---------- Supplied information

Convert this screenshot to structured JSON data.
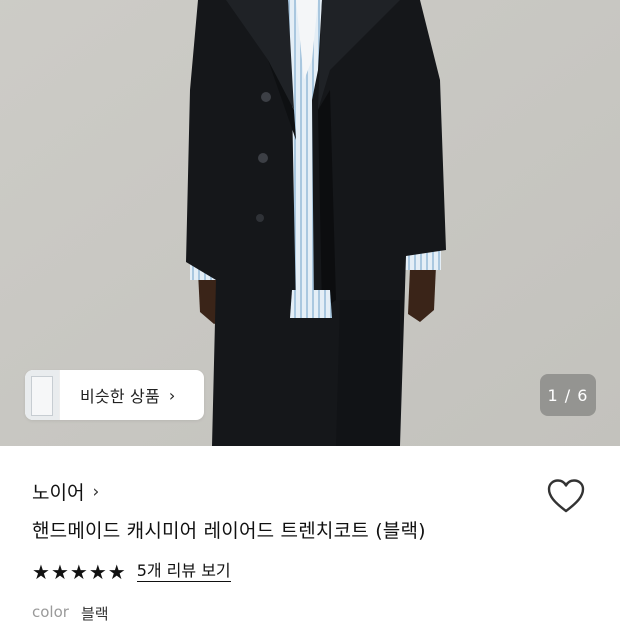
{
  "hero": {
    "similar_products_label": "비슷한 상품",
    "similar_chevron": "›",
    "image_counter": "1 / 6"
  },
  "product": {
    "brand": "노이어",
    "brand_chevron": "›",
    "title": "핸드메이드 캐시미어 레이어드 트렌치코트 (블랙)",
    "rating_stars": 5,
    "star_glyph": "★",
    "reviews_link": "5개 리뷰 보기",
    "color_label": "color",
    "color_value": "블랙"
  },
  "icons": {
    "wishlist": "heart-outline-icon",
    "chevron": "chevron-right-icon",
    "star": "star-filled-icon"
  },
  "colors": {
    "hero_background": "#c9c8c3",
    "coat": "#15171a",
    "shirt_stripe": "#a9c7df",
    "text_primary": "#111111",
    "text_muted": "#9a9a9a"
  }
}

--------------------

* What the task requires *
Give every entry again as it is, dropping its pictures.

* Exercise output *
Convert this screenshot to structured JSON data.
{
  "hero": {
    "similar_products_label": "비슷한 상품",
    "similar_chevron": "›",
    "image_counter": "1 / 6"
  },
  "product": {
    "brand": "노이어",
    "brand_chevron": "›",
    "title": "핸드메이드 캐시미어 레이어드 트렌치코트 (블랙)",
    "rating_stars": 5,
    "star_glyph": "★",
    "reviews_link": "5개 리뷰 보기",
    "color_label": "color",
    "color_value": "블랙"
  },
  "icons": {
    "wishlist": "heart-outline-icon",
    "chevron": "chevron-right-icon",
    "star": "star-filled-icon"
  },
  "colors": {
    "hero_background": "#c9c8c3",
    "coat": "#15171a",
    "shirt_stripe": "#a9c7df",
    "text_primary": "#111111",
    "text_muted": "#9a9a9a"
  }
}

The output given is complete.